*Prompt*. Copy the entries below word for word, minus the pictures.

Entries from a dataset of interfaces:
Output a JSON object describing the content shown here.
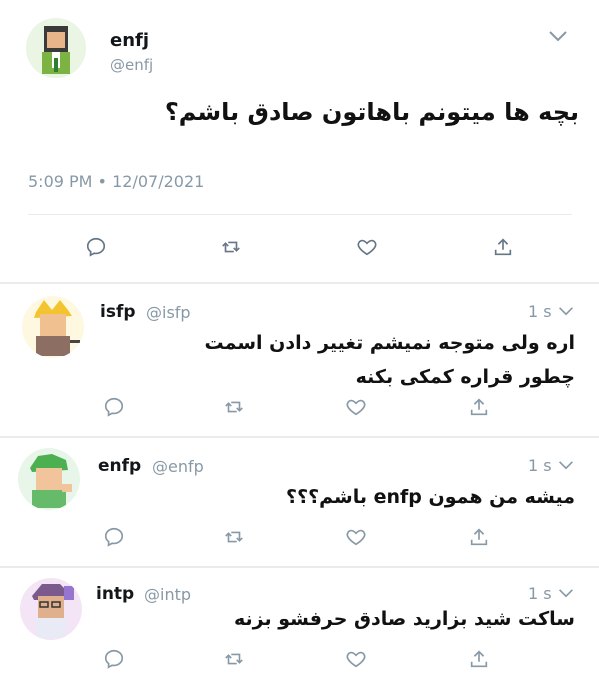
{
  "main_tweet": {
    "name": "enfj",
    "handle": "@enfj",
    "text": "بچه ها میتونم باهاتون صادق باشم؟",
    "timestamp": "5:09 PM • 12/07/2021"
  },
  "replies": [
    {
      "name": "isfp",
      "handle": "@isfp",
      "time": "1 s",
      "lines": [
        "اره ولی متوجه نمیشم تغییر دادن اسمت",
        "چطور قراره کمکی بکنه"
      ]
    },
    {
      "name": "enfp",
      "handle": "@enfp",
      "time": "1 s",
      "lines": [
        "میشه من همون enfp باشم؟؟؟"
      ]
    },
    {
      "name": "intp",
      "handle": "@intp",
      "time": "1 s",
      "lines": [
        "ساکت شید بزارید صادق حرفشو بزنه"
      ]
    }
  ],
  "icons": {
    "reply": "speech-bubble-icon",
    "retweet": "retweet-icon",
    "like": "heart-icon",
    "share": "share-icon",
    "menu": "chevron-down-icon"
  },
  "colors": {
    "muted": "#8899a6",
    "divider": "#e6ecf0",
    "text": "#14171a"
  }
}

*Solution*.
Output a JSON object describing the content shown here.
{
  "main_tweet": {
    "name": "enfj",
    "handle": "@enfj",
    "text": "بچه ها میتونم باهاتون صادق باشم؟",
    "timestamp": "5:09 PM • 12/07/2021"
  },
  "replies": [
    {
      "name": "isfp",
      "handle": "@isfp",
      "time": "1 s",
      "lines": [
        "اره ولی متوجه نمیشم تغییر دادن اسمت",
        "چطور قراره کمکی بکنه"
      ]
    },
    {
      "name": "enfp",
      "handle": "@enfp",
      "time": "1 s",
      "lines": [
        "میشه من همون enfp باشم؟؟؟"
      ]
    },
    {
      "name": "intp",
      "handle": "@intp",
      "time": "1 s",
      "lines": [
        "ساکت شید بزارید صادق حرفشو بزنه"
      ]
    }
  ],
  "icons": {
    "reply": "speech-bubble-icon",
    "retweet": "retweet-icon",
    "like": "heart-icon",
    "share": "share-icon",
    "menu": "chevron-down-icon"
  },
  "colors": {
    "muted": "#8899a6",
    "divider": "#e6ecf0",
    "text": "#14171a"
  }
}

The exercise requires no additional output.